-- PROVIDED RECORDS follows --

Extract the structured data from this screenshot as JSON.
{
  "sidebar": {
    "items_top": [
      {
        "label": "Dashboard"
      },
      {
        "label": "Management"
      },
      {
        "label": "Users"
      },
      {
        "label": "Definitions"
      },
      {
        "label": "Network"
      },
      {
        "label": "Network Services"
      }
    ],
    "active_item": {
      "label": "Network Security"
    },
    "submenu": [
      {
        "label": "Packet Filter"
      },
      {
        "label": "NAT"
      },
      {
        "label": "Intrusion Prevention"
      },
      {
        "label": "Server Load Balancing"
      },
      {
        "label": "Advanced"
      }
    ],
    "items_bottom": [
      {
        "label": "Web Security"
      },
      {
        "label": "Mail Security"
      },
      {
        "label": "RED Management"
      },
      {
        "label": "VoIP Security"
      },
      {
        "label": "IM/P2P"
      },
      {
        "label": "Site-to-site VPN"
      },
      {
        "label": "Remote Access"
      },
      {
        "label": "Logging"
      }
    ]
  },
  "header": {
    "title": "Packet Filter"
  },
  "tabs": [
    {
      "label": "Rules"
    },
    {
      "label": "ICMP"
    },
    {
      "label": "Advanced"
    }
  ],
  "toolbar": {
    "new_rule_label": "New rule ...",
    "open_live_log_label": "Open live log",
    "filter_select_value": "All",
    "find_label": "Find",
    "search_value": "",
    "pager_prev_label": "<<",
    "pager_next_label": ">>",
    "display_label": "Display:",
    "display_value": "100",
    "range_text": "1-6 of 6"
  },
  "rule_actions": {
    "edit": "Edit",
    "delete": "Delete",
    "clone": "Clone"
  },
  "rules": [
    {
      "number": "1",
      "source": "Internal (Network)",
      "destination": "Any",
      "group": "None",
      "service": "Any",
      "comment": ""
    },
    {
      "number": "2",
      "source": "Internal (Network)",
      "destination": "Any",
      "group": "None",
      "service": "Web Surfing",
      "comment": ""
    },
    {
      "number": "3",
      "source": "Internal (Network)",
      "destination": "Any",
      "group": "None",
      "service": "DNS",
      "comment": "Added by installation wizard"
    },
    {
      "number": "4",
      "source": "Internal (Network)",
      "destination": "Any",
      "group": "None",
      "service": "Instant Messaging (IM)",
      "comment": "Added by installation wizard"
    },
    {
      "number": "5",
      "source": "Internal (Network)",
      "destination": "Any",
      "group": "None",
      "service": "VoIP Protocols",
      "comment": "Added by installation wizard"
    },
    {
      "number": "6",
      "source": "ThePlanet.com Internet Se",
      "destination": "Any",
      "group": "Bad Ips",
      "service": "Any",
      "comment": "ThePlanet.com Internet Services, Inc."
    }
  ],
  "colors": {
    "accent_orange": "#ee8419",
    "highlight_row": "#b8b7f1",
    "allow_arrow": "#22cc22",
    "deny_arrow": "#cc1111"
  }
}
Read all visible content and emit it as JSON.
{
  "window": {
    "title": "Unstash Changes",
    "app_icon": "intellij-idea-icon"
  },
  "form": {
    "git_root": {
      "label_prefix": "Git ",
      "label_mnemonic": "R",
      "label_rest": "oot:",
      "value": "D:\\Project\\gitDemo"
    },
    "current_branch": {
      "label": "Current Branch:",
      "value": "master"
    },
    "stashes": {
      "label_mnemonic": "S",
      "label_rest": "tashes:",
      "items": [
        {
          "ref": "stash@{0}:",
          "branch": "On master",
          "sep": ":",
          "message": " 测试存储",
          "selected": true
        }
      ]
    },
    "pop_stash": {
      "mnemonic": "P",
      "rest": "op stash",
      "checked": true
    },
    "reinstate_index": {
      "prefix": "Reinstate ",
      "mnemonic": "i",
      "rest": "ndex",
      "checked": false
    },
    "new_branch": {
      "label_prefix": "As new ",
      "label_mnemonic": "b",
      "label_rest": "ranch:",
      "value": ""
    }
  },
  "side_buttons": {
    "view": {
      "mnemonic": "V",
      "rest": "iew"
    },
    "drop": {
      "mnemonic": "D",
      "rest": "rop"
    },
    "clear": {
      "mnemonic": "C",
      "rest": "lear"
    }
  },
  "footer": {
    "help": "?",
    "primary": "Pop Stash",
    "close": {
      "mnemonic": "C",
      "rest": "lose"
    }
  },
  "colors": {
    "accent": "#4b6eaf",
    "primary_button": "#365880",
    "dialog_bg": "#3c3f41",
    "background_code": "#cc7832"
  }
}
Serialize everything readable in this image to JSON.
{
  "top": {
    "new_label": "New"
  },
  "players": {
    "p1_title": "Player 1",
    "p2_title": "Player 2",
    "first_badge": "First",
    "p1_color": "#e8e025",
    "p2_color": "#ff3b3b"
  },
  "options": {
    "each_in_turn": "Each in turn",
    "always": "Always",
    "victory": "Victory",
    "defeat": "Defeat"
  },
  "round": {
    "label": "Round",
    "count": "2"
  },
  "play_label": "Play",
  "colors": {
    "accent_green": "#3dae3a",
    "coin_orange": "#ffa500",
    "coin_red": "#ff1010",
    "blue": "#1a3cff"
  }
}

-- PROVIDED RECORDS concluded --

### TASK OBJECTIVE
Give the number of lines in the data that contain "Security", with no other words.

### SOLVED EXERCISE
4